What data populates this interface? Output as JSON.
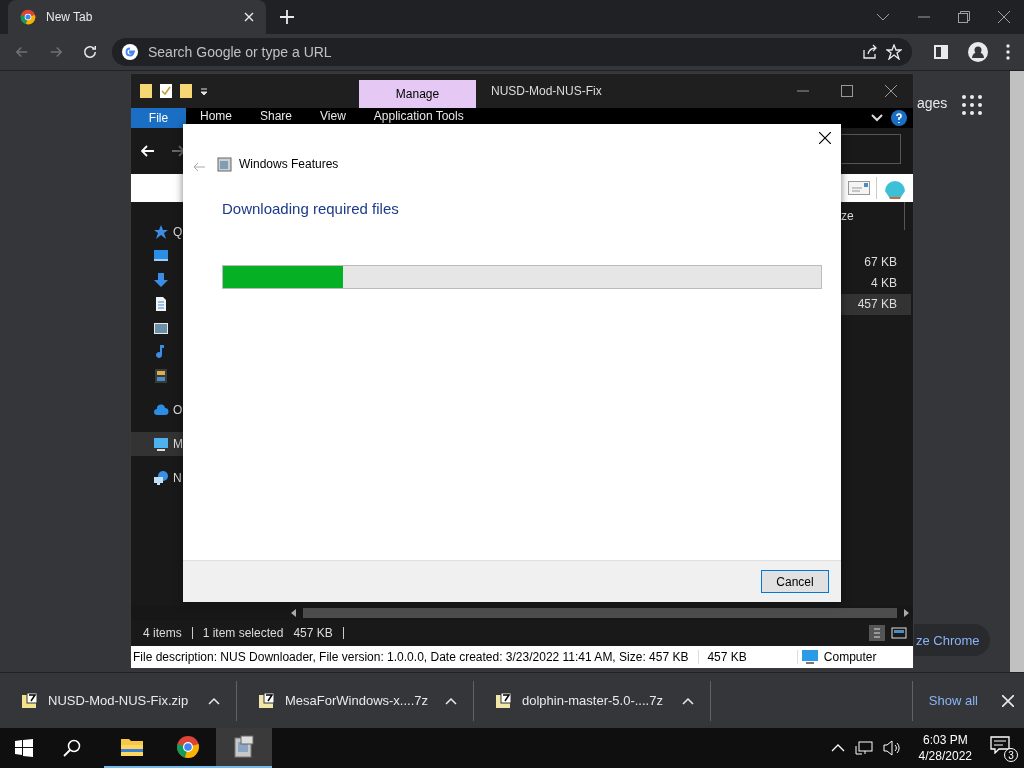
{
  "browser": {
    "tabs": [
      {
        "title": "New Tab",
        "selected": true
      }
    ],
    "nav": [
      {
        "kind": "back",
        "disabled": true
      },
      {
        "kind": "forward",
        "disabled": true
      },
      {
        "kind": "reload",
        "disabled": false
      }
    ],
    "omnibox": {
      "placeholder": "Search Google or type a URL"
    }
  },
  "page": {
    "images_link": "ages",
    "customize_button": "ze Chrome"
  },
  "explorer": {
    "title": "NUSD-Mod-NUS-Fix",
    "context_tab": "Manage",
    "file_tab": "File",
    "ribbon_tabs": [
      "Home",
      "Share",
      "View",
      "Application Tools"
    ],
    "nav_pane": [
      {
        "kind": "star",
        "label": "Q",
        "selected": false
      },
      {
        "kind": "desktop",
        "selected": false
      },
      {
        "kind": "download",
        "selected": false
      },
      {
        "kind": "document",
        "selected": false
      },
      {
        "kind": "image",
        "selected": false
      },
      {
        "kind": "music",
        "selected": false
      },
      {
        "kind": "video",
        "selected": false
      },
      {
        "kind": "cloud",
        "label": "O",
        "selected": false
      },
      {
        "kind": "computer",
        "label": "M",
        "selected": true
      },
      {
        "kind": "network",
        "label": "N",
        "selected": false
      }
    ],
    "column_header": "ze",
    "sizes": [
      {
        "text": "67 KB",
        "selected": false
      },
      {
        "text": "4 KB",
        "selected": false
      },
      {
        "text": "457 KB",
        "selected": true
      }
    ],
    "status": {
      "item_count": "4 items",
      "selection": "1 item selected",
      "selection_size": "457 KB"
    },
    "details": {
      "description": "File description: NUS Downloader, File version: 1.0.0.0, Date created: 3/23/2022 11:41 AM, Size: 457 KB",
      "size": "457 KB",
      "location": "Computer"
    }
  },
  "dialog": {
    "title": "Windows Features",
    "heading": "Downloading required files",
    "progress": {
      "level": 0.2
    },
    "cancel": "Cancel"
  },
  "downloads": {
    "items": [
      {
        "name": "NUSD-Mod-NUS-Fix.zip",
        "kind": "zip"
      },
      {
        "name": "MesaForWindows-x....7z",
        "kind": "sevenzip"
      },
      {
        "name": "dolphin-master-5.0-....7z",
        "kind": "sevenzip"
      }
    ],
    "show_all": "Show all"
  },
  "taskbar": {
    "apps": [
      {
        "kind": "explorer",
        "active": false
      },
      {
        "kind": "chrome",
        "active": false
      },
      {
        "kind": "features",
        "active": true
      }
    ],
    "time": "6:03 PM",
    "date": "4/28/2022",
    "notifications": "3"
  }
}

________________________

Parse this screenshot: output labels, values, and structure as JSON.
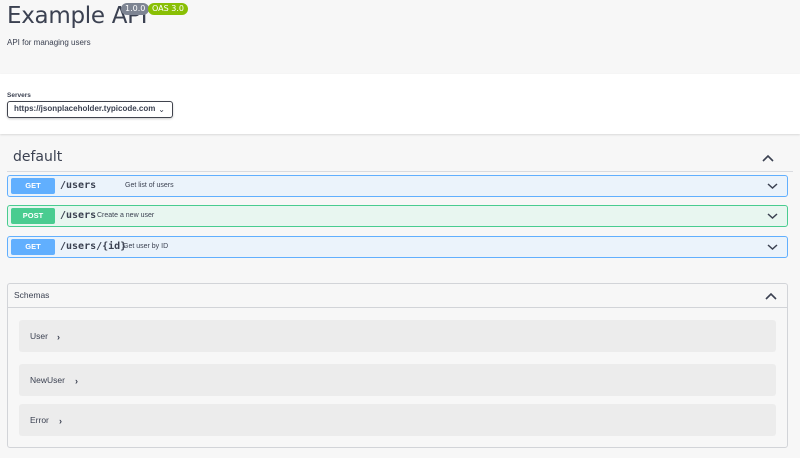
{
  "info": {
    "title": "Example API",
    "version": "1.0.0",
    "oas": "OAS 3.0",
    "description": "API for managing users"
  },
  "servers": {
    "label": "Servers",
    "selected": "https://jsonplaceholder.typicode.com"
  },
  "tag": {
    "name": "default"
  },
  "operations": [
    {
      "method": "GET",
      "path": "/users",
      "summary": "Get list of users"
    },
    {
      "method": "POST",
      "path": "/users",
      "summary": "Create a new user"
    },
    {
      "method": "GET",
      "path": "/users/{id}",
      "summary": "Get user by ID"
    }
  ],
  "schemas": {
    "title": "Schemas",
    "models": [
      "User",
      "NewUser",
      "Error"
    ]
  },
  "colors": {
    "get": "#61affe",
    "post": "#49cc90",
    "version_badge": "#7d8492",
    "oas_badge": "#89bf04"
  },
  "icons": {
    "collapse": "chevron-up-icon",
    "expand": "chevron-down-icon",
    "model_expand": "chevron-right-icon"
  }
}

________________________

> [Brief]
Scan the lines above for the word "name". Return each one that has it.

> [Task output]
        "name": "NUSD-Mod-NUS-Fix.zip",
        "name": "MesaForWindows-x....7z",
        "name": "dolphin-master-5.0-....7z",
    "name": "default"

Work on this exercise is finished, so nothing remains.